Pure tungsten has the poorest heat resistance and electron emission characteristics of all the tungsten electrodes. It has limited use with AC welding of metals, such as aluminum and magnesium.

Lanthanum Tungsten, EWLa-1.5 & 2

Lanthanum oxide (La2O3) in about 1%-2% concentration is added to tungsten. Lanthanum oxide tungstens are not radioactive. They have current-carrying characteristics similar to those of the thorium tungstens, except that they have a slightly higher arc voltage than thorium and cerium tungstens. This does not normally pose a problem for manual arc welding; however, it will usually require that new test plates be produced to recertify weld procedures.

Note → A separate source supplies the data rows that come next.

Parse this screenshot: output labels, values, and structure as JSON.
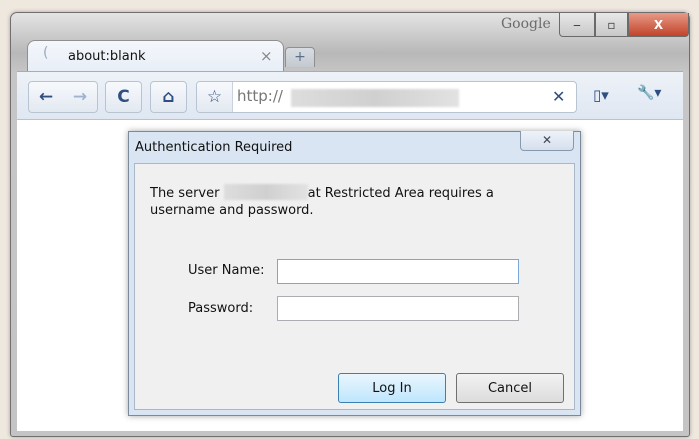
{
  "window": {
    "brand": "Google",
    "minimize": "‒",
    "maximize": "▫",
    "close": "X"
  },
  "tab": {
    "title": "about:blank",
    "close": "×",
    "new_tab": "+"
  },
  "toolbar": {
    "back": "←",
    "forward": "→",
    "reload": "C",
    "home": "⌂",
    "star": "☆",
    "url": "http://",
    "stop": "✕",
    "page_menu": "▯▾",
    "wrench_menu": "🔧▾"
  },
  "dialog": {
    "title": "Authentication Required",
    "close": "✕",
    "message_prefix": "The server",
    "message_suffix": "at Restricted Area requires a",
    "message_line2": "username and password.",
    "username_label": "User Name:",
    "username_value": "",
    "password_label": "Password:",
    "password_value": "",
    "login_label": "Log In",
    "cancel_label": "Cancel"
  }
}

Cerium Tungsten, EWCe-2

Cerium oxide (CeO2) is added to tungsten to improve the current-carrying capacity
in the same manner as does thorium. These electrodes were developed as replacements for thoriated tungstens because they are not made of a radioactive material. Cerium oxide electrodes have a current-carrying capacity similar to that of pure tungsten; however, they have an improved arc starting and arc stability characteristic, similar to that of thoriated tungstens. They can also provide a longer life than most other electrodes, including thorium.
Cerium tungsten electrodes have a slightly higher arc voltage for a given length than does thoriated tungsten. This very slight increase in voltage does not cause problems
for manual welding. The higher voltage, however, may require that a new weld test be performed to requalify welding procedures. Cerium tungsten may be used for both AC and DC welding currents. Cerium electrodes contain approximately 2% of cerium oxide.

Zirconium Tungsten, EWZr-8

Zirconium oxide (ZrO2) also helps tungsten emit electrons freely. The addition of zirconium to the tungsten has the same effect on the electrode characteristic as thorium, but to a lesser degree. Because zirconium tungstens are more easily melted than thorium tungsten, ZrO2 electrodes can be used with both AC and DC currents. Because of the difficulty in forming the desired balled end on thorium versus zirconium tungstens, they are normally the electrode chosen for AC welding of aluminum and magnesium alloys.

Alloy Not Specified, EWG

The EWG classification is for tungsten whose alloys have been modified by manufacturers. Such alloys have been developed and tested by manufacturers to meet specific welding criteria. Specific alloy compositions are not normally available from manufacturers; however, they do provide welding characteristics for these electrodes.

The current range for different types of Tungsten electrode

Current carrying capacity of tungsten electrode is depends upon:

  1. Types of tungsten electrode
  2. Type of shielding gas
  3. Type of welding polarity
  4. Type of equipment.
    The below figure shows the various types of tungsten electrodes and their current carrying capacity.

Characteristics of Tungsten Electrode & color-coding of tungsten electrode

Color codes of tungsten electrodes are shown in the below figure.
Here Green color is for pure tungsten electrode, Gray for 2% Ceriated, Red for 2% thoriated, Gold & blue are for Lanthanated, White for Zirconated as shown below.

Recent Posts